|Rockets aim to close out Timberwolves|
HOUSTON -- There was an undeniable inevitability in the Houston Rockets finally unleashing their full potential offensively, with the only legitimate ambiguity being exactly when it would happen.
That moment arrived without warning in the third quarter of Game 4, with Houston producing a 50-point outburst that staggered the Minnesota Timberwolves and gave the Rockets control of their Western Conference first-round playoff series. Houston used that eruption to propel it toward a 119-100 victory on Monday night at the Target Center, giving the Rockets a 3-1 lead in the series. It also gave Houston the opportunity to conclude the series at Toyota Center in Game 5 on Wednesday night.
The Rockets had trudged along on offense even while establishing a 2-1 series lead, averaging a pedestrian 103.7 points entering Game 4 while producing a modest 31.5 percentage on 3-pointers. Houston flirted with statistical immortality during the regular season, ranking among the most efficient offenses in league history before losing its edge over the final weeks of the schedule, specifically after the Rockets clinched the top seed in the West at the end of March.
Over their final six regular-season games, the Rockets posted an offensive rating (101.3) that ranked 26th in the NBA. That lagging momentum carried over into the playoffs until the second half on Monday when the Rockets broke free from their lethargy and reclaimed their identity.
"We talked about it going into the game about being aggressive, and I think we all just tried to do that," said Rockets guard Chris Paul, who paired 25 points with six assists in the victory.
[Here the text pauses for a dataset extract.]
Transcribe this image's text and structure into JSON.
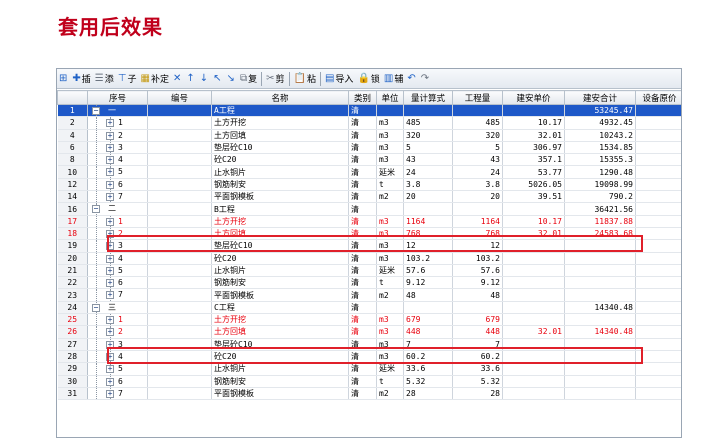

"Just the entire team, we were confident," said Rockets guard James Harden, who scored a franchise playoff-record 22 points in the third quarter en route to a game-high 36. "We had a good talk (Sunday), a good practice (Sunday). And even most of the guys stayed after practice just to shoot, shoot the basketball and be aggressive. We had the mentality to be aggressive. Make or miss shots, that's what we do. We shoot the basketball, and eventually, they start falling."
In producing the second-most points in any quarter in NBA postseason history, the Rockets not only pushed the Timberwolves to the brink of elimination, they put Minnesota in the precarious position of having to acknowledge what has been obvious all along. The Timberwolves' defense wasn't explicitly responsible for the Rockets' wayward perimeter shooting entering Monday, and when Houston converts open looks at an average clip -- the Rockets shot 16 of 43 on 3s -- the Timberwolves are essentially helpless at stopping the deluge.
As postseason series extend, team identities solidify. The Rockets reclaiming their offensive rhythm was as predictable an outcome as the Timberwolves showcasing their defensive warts.
Minnesota closed the season ranked 22nd in defensive efficiency (108.4), with the foundation of its four losses to the Rockets set on the defensive end. It might be easy to dismiss a 50-point period as an anomaly, but the reality of the Rockets' offensive momentum can't be denied. The Timberwolves staved off the inevitable for three-plus games and are now left to hope that the Rockets will start missing again in order for this series to include a return trip to Minneapolis.
"How many points did they score in the third? Fifty? Exactly," Timberwolves guard Derrick Rose said. "Do we even have to say something? It can be seen easily what happened in the game and why they took off. Our job is to look at film, see what our mistakes were, and try to execute a little better on the defensive end."
Said Timberwolves center Karl-Anthony Towns: "You've got to give it to them. There's a reason they're the team they are."